Task description:
Copy each line of the records below that has "Proforma" in it.

Entries supplied:

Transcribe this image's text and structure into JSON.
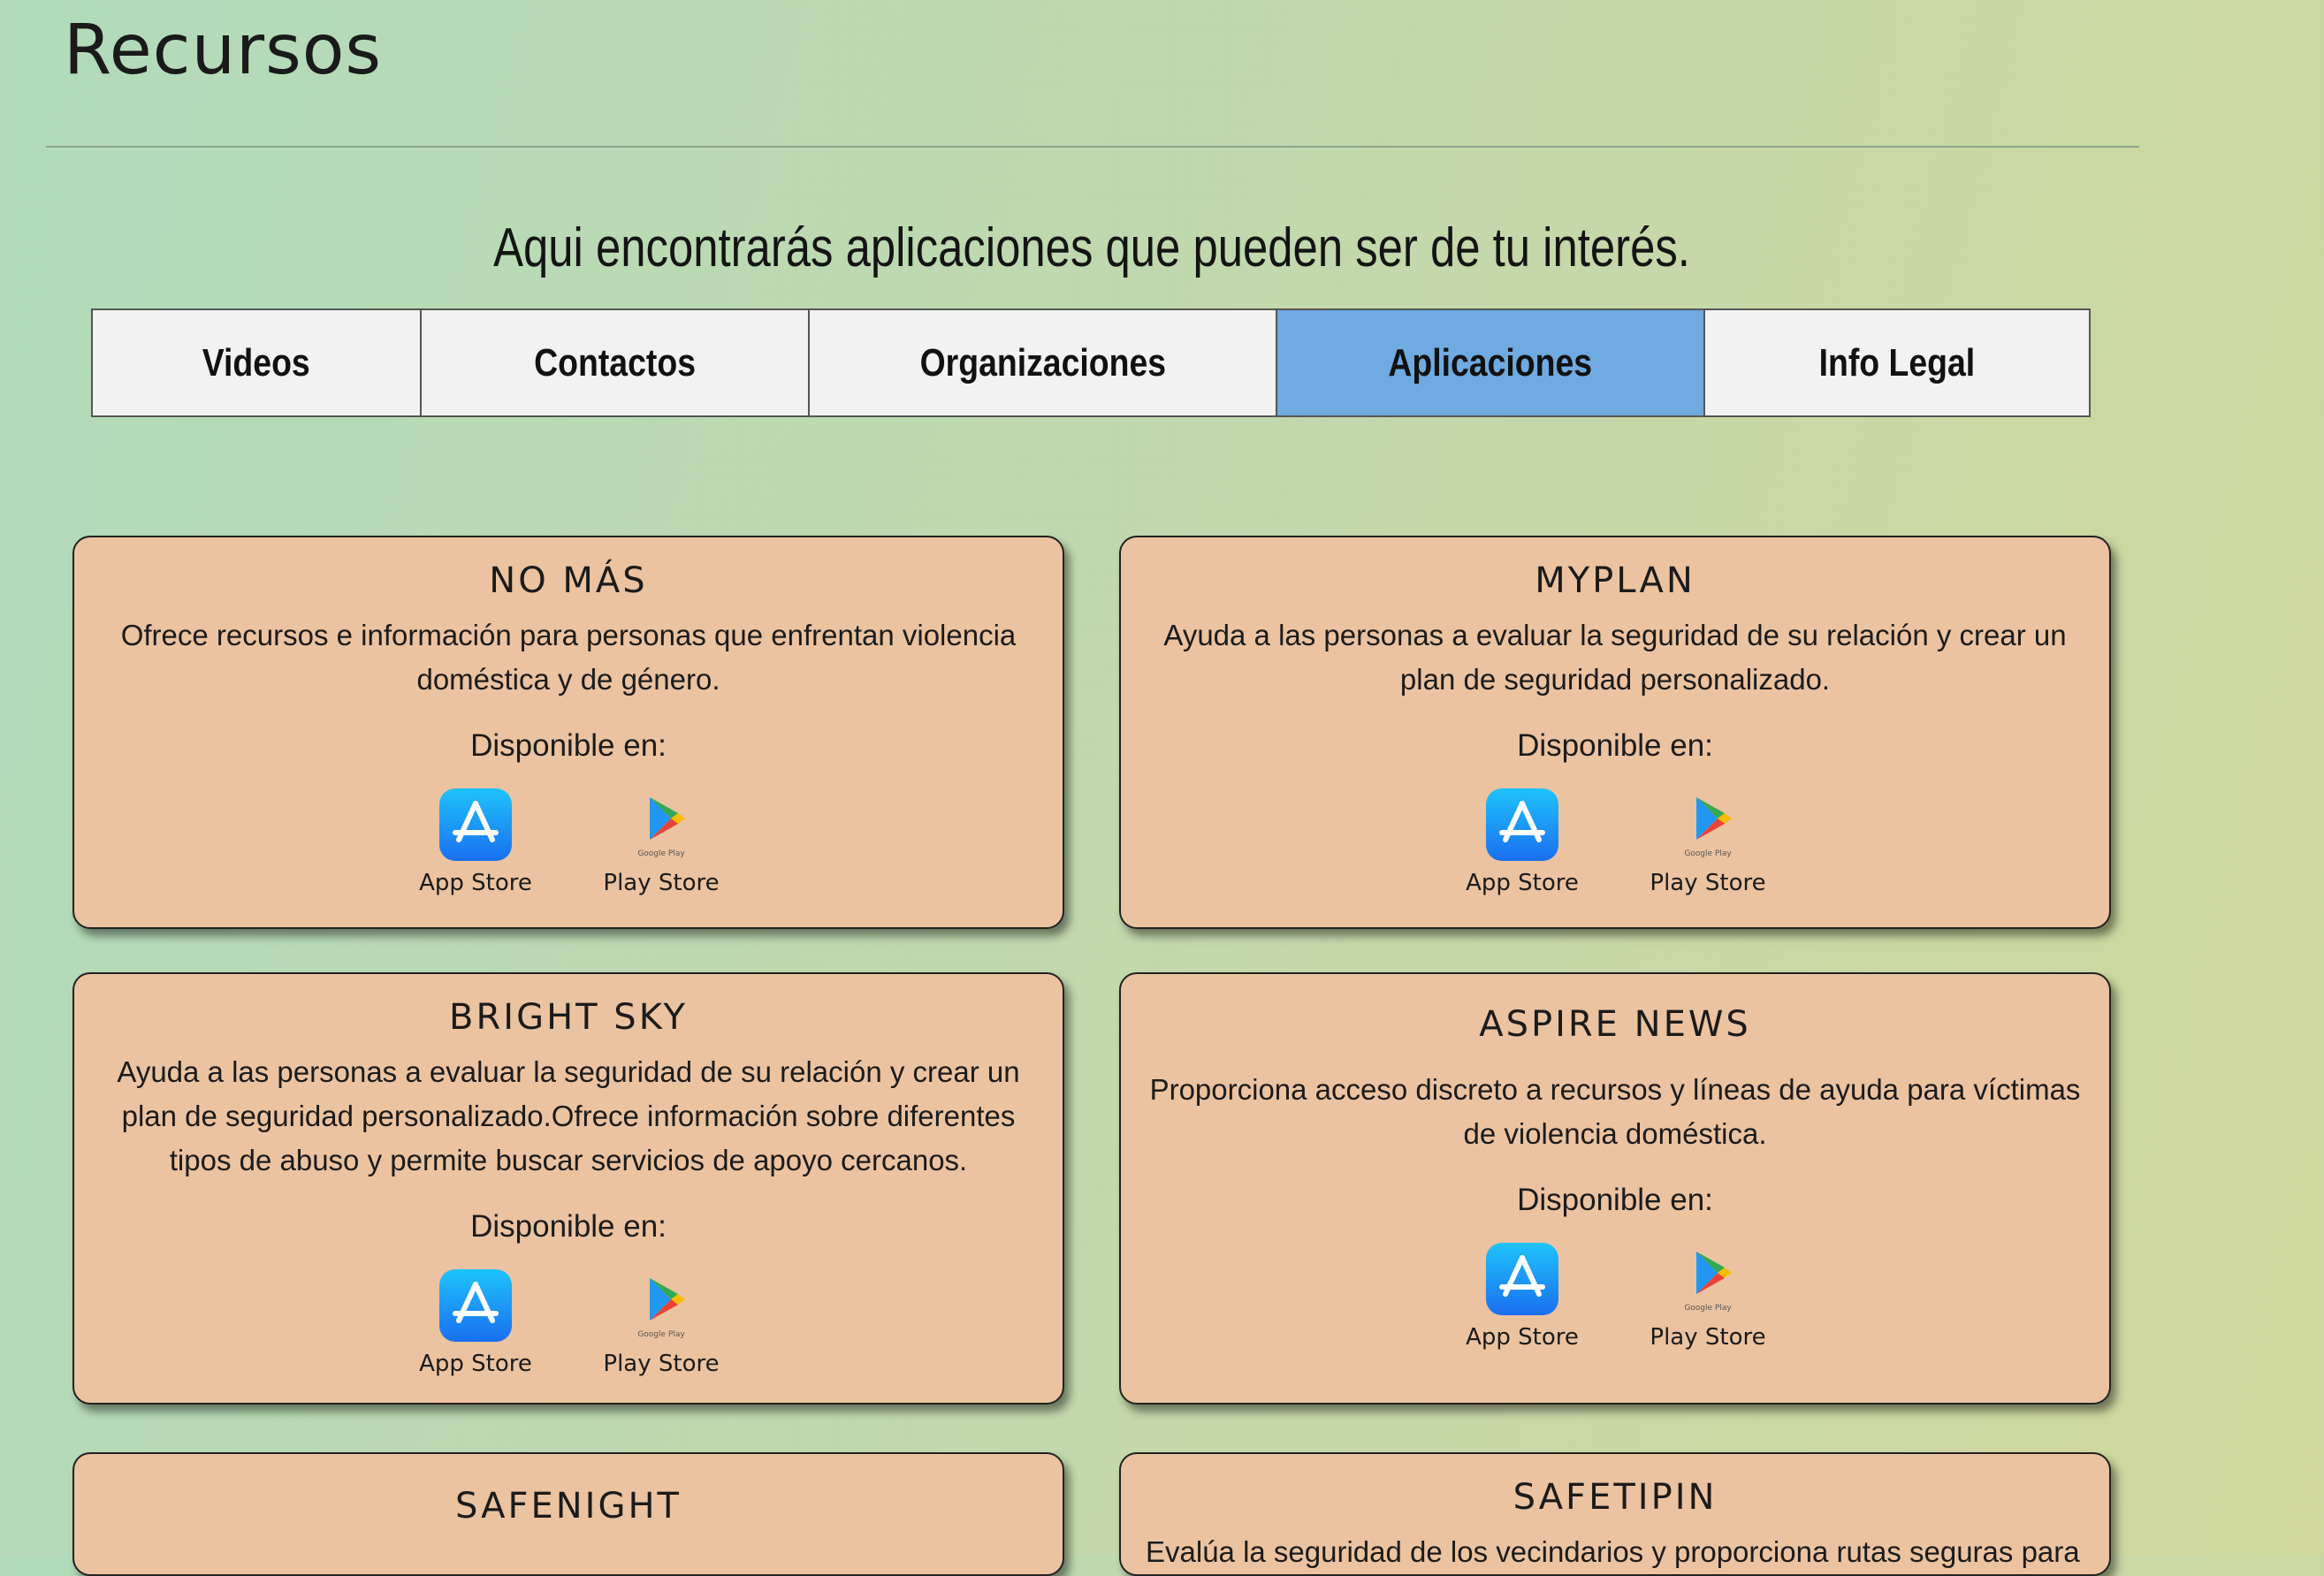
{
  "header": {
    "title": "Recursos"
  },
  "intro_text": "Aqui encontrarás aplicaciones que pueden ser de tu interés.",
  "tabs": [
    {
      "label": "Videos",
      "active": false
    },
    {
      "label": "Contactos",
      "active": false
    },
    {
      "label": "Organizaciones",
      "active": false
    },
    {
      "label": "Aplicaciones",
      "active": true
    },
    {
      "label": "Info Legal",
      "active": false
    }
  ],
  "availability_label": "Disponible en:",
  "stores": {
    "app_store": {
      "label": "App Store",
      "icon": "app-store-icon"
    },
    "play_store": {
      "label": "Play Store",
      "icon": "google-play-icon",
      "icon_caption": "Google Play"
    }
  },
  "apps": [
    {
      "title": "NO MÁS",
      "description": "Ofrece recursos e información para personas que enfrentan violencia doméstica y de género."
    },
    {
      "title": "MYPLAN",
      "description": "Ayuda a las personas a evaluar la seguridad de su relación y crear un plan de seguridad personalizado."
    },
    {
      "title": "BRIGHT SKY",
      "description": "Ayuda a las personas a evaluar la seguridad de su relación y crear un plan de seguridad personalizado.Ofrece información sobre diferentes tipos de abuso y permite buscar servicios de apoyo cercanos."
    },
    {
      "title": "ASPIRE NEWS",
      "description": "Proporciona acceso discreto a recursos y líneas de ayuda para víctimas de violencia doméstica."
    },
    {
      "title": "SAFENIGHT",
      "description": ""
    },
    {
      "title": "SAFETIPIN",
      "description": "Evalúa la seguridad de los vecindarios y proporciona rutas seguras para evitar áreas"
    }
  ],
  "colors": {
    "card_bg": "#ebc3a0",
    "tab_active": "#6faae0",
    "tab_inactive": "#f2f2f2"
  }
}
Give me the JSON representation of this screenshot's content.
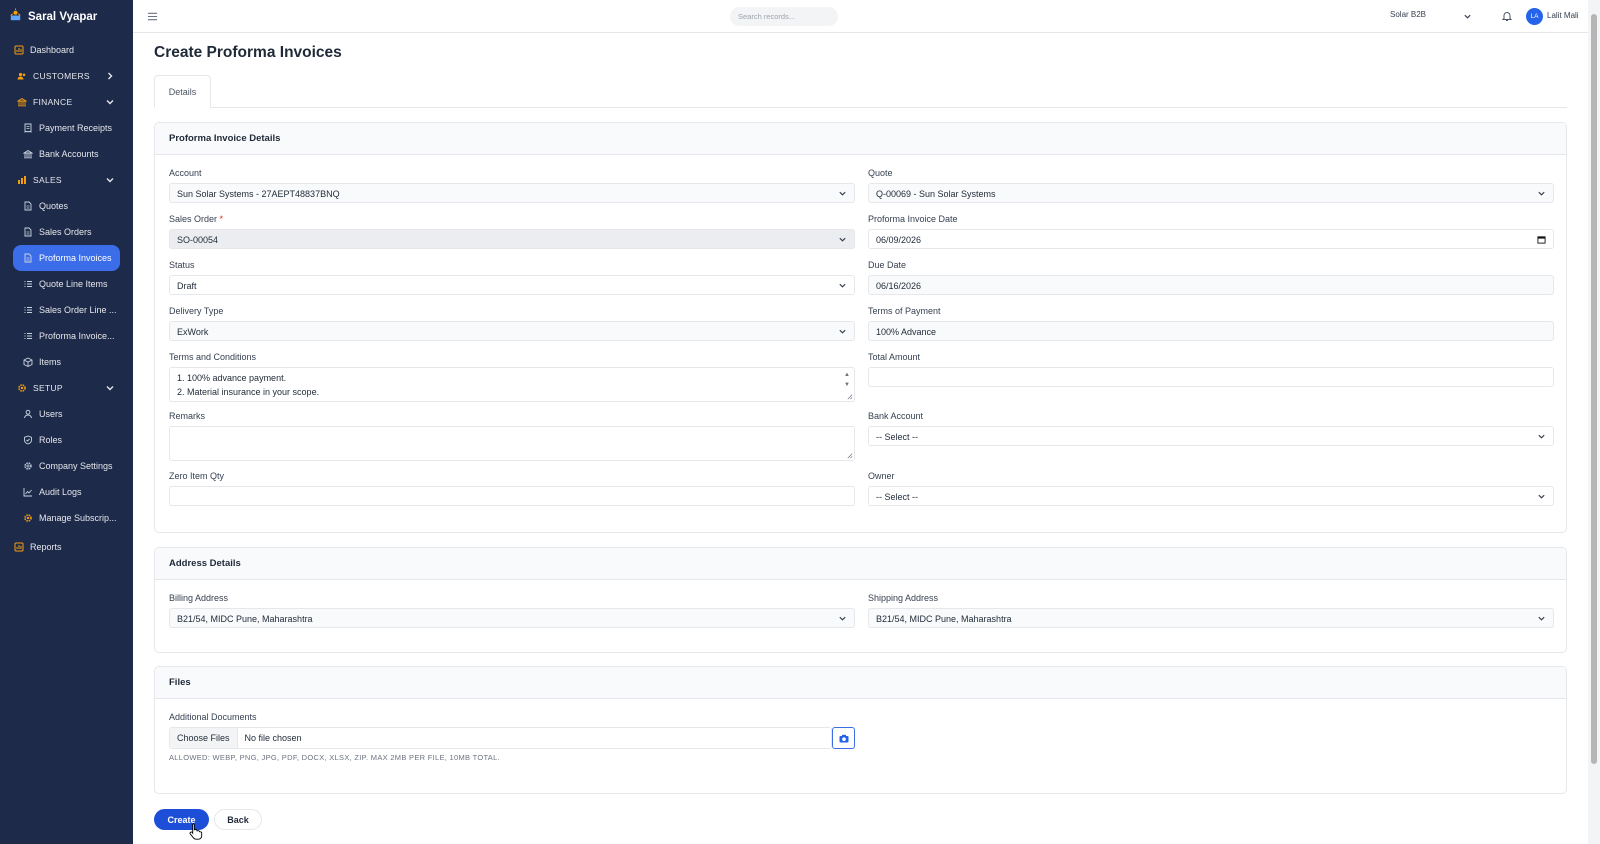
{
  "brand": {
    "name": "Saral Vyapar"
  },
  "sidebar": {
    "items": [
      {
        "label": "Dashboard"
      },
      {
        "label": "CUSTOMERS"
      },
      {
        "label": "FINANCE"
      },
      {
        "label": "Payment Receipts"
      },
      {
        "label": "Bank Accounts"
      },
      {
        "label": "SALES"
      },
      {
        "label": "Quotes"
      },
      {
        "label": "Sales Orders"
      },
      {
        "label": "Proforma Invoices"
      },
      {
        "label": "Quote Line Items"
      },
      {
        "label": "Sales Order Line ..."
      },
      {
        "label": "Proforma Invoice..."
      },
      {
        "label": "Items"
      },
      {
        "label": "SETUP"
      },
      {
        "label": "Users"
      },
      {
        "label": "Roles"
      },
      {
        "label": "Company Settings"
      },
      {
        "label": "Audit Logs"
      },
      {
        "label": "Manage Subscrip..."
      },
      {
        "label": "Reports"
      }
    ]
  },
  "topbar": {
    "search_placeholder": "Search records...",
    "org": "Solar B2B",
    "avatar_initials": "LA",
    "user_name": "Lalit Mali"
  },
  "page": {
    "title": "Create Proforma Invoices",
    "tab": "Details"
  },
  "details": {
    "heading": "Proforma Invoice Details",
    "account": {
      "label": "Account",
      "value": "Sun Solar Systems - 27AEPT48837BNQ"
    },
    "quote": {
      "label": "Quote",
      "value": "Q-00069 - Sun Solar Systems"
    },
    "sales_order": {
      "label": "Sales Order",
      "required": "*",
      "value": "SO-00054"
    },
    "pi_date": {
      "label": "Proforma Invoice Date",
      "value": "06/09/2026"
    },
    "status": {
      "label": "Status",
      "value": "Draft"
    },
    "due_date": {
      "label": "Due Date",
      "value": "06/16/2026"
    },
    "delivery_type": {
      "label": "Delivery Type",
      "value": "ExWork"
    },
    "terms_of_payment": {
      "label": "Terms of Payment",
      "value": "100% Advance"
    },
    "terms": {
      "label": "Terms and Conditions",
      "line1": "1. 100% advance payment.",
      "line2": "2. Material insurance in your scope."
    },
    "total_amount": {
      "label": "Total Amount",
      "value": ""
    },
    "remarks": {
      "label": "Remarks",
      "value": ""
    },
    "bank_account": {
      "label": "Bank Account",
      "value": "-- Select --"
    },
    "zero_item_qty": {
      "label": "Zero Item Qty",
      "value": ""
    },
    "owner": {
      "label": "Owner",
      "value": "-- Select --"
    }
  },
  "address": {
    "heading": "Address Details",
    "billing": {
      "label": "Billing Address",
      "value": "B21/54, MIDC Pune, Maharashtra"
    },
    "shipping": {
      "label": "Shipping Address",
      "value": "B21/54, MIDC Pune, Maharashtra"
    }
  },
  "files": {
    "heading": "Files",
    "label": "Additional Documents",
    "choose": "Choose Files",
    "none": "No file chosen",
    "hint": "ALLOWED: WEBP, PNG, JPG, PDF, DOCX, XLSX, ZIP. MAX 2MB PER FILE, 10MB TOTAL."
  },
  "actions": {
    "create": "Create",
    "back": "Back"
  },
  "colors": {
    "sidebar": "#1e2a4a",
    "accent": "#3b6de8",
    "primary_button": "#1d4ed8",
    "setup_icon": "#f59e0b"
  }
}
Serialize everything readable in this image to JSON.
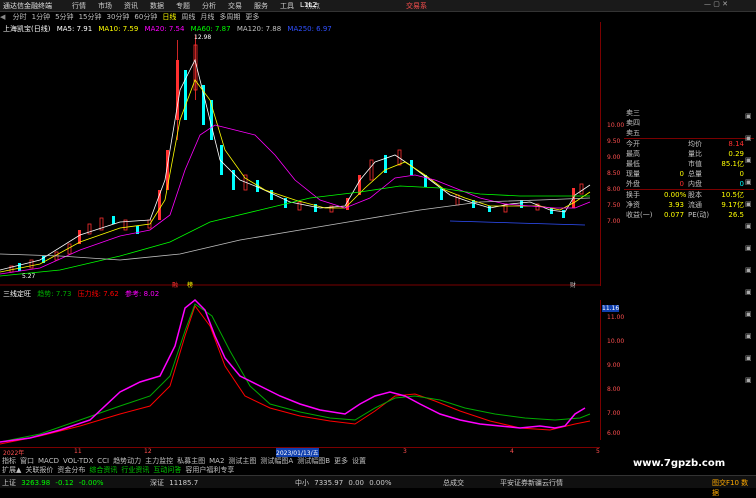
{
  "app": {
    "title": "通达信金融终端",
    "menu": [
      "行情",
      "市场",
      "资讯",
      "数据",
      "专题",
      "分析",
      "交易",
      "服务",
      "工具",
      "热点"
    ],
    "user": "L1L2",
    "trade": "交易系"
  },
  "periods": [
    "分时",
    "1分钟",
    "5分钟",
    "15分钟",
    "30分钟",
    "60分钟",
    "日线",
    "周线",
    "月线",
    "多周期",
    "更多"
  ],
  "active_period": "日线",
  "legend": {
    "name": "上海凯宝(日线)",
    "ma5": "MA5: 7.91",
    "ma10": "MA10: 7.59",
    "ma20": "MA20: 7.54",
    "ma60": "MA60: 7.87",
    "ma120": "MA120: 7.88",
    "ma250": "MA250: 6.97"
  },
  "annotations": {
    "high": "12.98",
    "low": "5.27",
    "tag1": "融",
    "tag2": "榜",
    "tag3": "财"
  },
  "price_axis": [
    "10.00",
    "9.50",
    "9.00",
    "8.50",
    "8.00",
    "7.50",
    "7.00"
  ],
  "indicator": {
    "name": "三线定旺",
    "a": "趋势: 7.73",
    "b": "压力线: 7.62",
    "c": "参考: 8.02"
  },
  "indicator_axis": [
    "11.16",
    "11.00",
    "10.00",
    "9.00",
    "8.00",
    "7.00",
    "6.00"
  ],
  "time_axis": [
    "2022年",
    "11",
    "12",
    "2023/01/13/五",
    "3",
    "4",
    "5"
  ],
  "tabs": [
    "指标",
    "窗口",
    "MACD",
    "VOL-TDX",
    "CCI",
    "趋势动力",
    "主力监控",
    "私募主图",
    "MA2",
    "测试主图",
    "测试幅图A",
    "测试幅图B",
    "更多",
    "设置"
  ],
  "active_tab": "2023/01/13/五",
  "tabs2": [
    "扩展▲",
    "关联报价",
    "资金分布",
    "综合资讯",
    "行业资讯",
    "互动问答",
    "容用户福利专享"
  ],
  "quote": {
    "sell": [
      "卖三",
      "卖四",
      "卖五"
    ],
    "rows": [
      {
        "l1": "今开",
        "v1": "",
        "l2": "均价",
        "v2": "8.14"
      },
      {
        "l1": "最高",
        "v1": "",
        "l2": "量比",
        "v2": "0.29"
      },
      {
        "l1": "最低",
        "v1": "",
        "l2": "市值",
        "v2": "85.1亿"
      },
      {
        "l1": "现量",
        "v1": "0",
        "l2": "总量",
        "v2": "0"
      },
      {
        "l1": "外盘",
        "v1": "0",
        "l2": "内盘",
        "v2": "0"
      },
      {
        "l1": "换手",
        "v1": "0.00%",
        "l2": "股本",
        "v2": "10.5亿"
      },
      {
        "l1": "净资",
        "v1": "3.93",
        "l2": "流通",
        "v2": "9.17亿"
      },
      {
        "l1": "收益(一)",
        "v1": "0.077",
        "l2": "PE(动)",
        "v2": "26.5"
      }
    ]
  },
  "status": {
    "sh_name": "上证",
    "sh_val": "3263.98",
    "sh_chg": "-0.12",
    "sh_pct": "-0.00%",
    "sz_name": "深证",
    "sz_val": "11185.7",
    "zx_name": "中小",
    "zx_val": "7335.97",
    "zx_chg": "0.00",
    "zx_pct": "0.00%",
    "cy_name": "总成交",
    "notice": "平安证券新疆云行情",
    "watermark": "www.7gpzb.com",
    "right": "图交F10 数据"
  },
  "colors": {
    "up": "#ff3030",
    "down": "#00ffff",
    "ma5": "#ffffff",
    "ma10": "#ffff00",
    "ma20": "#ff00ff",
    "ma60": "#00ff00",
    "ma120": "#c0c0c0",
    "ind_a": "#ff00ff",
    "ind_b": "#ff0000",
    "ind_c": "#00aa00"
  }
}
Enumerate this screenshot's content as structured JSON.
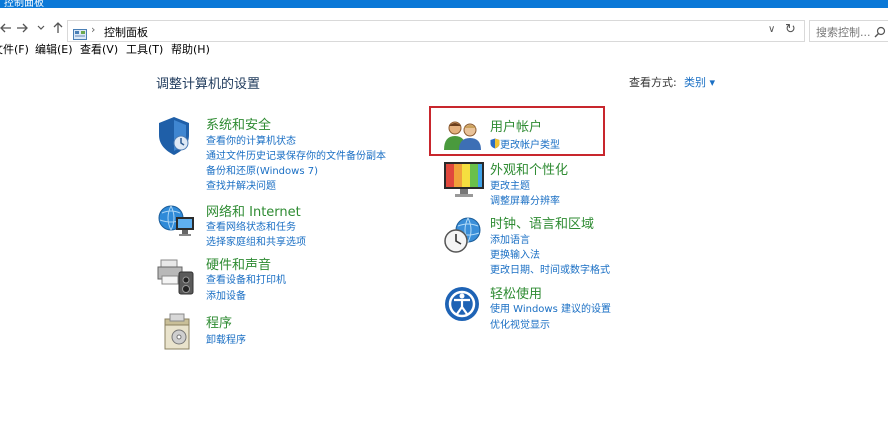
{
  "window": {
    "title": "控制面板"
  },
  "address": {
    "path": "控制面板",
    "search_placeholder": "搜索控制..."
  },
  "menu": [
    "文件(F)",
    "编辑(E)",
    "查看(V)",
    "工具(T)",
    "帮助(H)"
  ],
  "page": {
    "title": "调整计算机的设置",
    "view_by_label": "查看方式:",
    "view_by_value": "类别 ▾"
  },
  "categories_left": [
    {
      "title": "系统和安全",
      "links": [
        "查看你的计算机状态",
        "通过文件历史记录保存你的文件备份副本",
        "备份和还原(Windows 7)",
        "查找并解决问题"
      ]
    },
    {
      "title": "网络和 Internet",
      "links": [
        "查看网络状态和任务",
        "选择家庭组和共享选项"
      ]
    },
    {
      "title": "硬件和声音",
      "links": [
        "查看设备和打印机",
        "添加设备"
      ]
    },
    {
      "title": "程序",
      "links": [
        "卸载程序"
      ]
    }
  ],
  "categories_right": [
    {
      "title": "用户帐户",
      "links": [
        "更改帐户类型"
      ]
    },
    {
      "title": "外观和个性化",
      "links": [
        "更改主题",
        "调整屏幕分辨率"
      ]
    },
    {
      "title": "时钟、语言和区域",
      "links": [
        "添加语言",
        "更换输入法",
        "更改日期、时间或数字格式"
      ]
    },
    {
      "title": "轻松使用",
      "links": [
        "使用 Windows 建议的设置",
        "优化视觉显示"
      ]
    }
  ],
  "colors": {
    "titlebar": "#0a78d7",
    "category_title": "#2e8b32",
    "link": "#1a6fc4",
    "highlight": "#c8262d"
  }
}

Solution to the problem:
        "label": "Proforma Invoices"
        "label": "Proforma Invoice..."
    "title": "Create Proforma Invoices",
    "heading": "Proforma Invoice Details",
      "label": "Proforma Invoice Date",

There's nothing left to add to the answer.